AFTER traumatising a woman neighbour by trying to get into her home, Christopher Bidmead frightened another two neighbours with an antique cavalry sword, a court heard.

A drunken Bidmead’s outburst came after he got upset about rumours which he believed were being spread about him by neighbour Carly Townsend, Gloucester Crown Court was told on Thursday.

Bidmead, aged 30, formerly of Windyridge, Bisley, but now of Felin Abermad, Llanilar, Aberystwyth, admitted charges of affray and possession of a bladed article on July 31 last year in Bisley.

The judge, Recorder Michael Gibney, made a three-year restraining order requiring Bidmead not to contact or go near Ms Townsend or another Bisley couple, Sharon and Michael Waite, who are the grandparents of Bidmead’s two children.

The Recorder sentenced Bidmead to nine months’ jail suspended for two years, ordered him to do 150 hours of unpaid work and also imposed a £60 victim surcharge.

“You clearly terrified her. The courts take a very dim view of anyone being in possession of an offensive weapon.”

Julian Kesner, prosecuting, said Ms Townsend was at home at 9am on July 31 when she heard a knock at the door and saw Bidmead’s face pressed against the glass. She opened the door and saw that he looked angry and she tried to pacify him but he swore at her.

As she went to shut the door he put his foot in it but she still managed to close and lock it.

“He then tried the front door handle and then started shouting at her,” Mr Kesner said, “”He followed that up by banging both the window and the front door hard.”

Ms Townsend tried to ring 999 but could not get a signal on her mobile phone. She texted Mr and Mrs Waite, who lived nearby, asking for their help.

She then saw Bidmead climbing over the wall back into his own garden. She saw what looked like a long pole in his hand as he did so, Mr Kesner said. In fact, he said, it was the sword.

Mr and Mrs Waite, whose daughter used to be in a relationship with Bidmead and has two children with him then drove to the house, Mr Kesner said.

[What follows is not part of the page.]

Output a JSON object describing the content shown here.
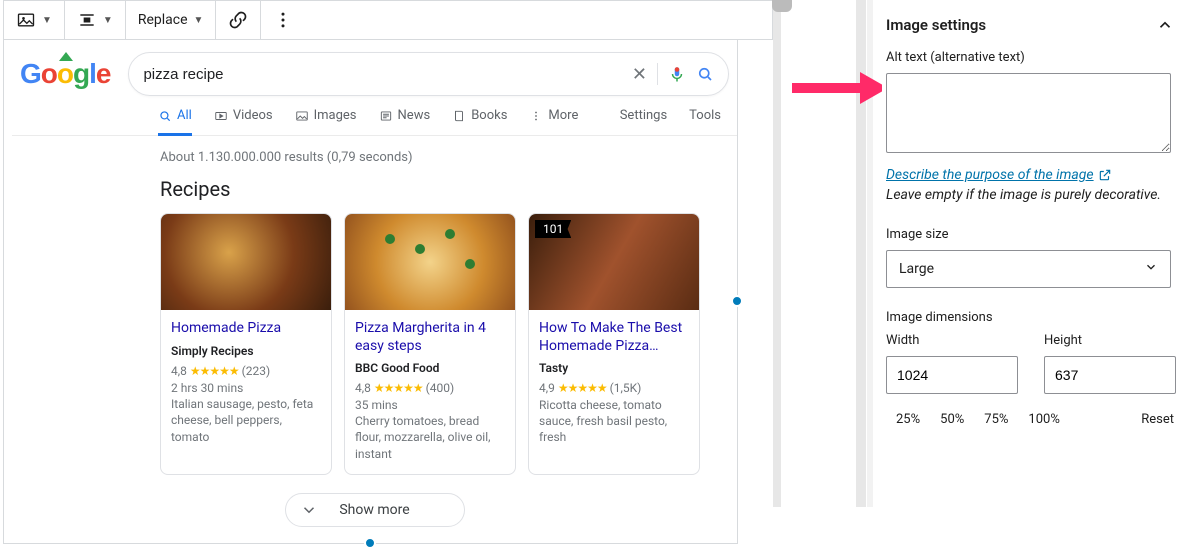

They saw him standing in the road and approached him. He was sitting in his car with the door open and holding up the sword in his hand.

“Mrs Waite feared for her safety and that of her husband,” Mr Kesner said. “She grabbed the sword blade, which is blunt, and he then dropped it. She and her husband then tried to calm him down. Minutes later the police arrived and the defendant threw the sword into an outbuilding.”

Tim Burrows, defending, said Bidmead had only ever been in trouble for drink-driving 11-12 years ago. He had moved to Aberystwyth last August and had now settled there, he said.

“There had been a dispute between himself and his neighbour. He had a few drinks which affected his judgement.”

Mr Burrows said the sword was in the boot of Bidmead’s car because it was to be sold on behalf of his father. He got it out and sat in the car with it but did no more with it than that.